July 2015 - Ever wonder where all the letters and numbers for Lycoming engines came from and what they all mean? I recently came across a June 1972 copy of EAAC Canadian Sport Aviation News, where an explanation of the numbers relating to an O-320 Lycoming engine appeared in an article edited from a Falco newsletter by a Mr. Al Constant.
The venerable O-320
It’s all rather confusing, but stay with me.
‘O’ or ‘IO’
All of these engines are basically the same with one exception - the H model. So to start, the first letter, “O,” indicates a carbureted engine. If the letter “I” proceeds this first number, this indicates an injected-fuel system.
This represents the basic “cubic-inch” displacement of the engine, but read on.

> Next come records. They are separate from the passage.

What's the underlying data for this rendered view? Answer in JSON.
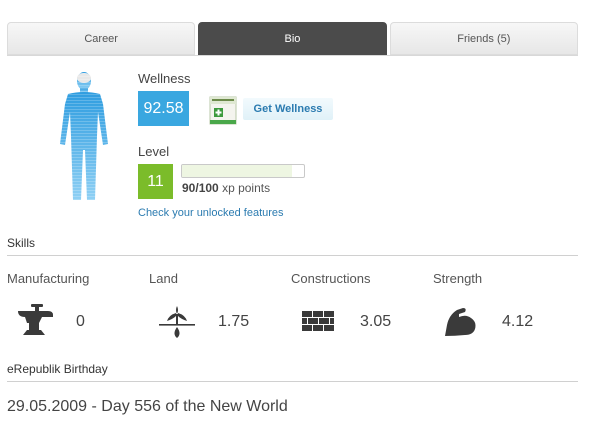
{
  "tabs": [
    "Career",
    "Bio",
    "Friends (5)"
  ],
  "active_tab": "Bio",
  "wellness": {
    "label": "Wellness",
    "value": "92.58",
    "pack_name": "wellness pack",
    "button": "Get Wellness"
  },
  "level": {
    "label": "Level",
    "value": "11",
    "xp_current": "90",
    "xp_separator": "/",
    "xp_max": "100",
    "xp_unit": " xp points",
    "xp_fraction": 0.9,
    "link": "Check your unlocked features"
  },
  "skills": {
    "title": "Skills",
    "items": [
      {
        "name": "Manufacturing",
        "value": "0",
        "icon": "anvil-icon"
      },
      {
        "name": "Land",
        "value": "1.75",
        "icon": "sprout-icon"
      },
      {
        "name": "Constructions",
        "value": "3.05",
        "icon": "bricks-icon"
      },
      {
        "name": "Strength",
        "value": "4.12",
        "icon": "biceps-icon"
      }
    ]
  },
  "birthday": {
    "title": "eRepublik Birthday",
    "text": "29.05.2009 - Day 556 of the New World"
  },
  "colors": {
    "wellness": "#3aa7e0",
    "level": "#7bbc2a",
    "link": "#2b7bb0",
    "active_tab": "#4b4b4b"
  }
}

‘150’ or ‘160’ hp, A, -B, -C, or -D
Here it gets murky. It appears that the heads (or pistons) are machined to produce low-compression (150 hp) or high-compression (160 hp) versions.
Now there are many other variables. For instance, the crankcases are all cast in the same basic mold, but the lugs are machined differently for Type 1 or Type 2 Dynafocal mounts. Almost all carburetors and injectors are mounted in the bottom, and almost all injectors are mounted in the bottom. The exceptions being the carbureted O-320-D made for the Grumman American Cougar with the carburetor mounted on top. Also the Twin Comanche engines (IO-320-A, -B, and -C) also have the injectors mounted on top.
So these letters refer to various combinations of carburetor and injector locations and Type 1 or Type 2 Dynafocal- or conical-mount configurations.
O-320-A1, O-320-B1, and O-320-C1 or O-320-A2, O-301-B2, and O-320-C2
The numbers after the first letter determine whether the crankshaft is hollow (No. 1 for constant speed propellers) or solid (No. 2 for fixed-pitch propellers).
IO-320-A3, IO-320-B3, and IO-320-C3
The initial engines - IO-320-A1, IO-320-B1, and IO-320-C1 - were made for constant-speed propellers with 3/8-inch attachment bolts. These proved to be problematic, so the crank flanges were changed to 7/16-inch. They were named IO-320-A3, IO-320-B3, and IO-320-C3, making the original ones obsolete and are no longer being manufactured.
Finally, the letter following the central number determines the accessories installed. The usual variable is the magnetos: Bendix or Slick.
Sometimes the letter D is added as in O-320-H2AD. This indicates a Bendix dual magneto in a single-case driven by a single-drive.
The exception to all of the above is the “H” series engines, which proved to be problematic. Cessna installed them in some of its Skyhawks, creating a real nightmare for the company. Cessna soon dropped them, and many found their way into the amateur-built category with mixed success.
Learn more about Lycoming and its early history as a sewing machine company here.
Also, did you know that Lycoming made the engine for the Dusenberg J series?
Jack Dueck, Chairman-EAA Canadian Council, EAA 337912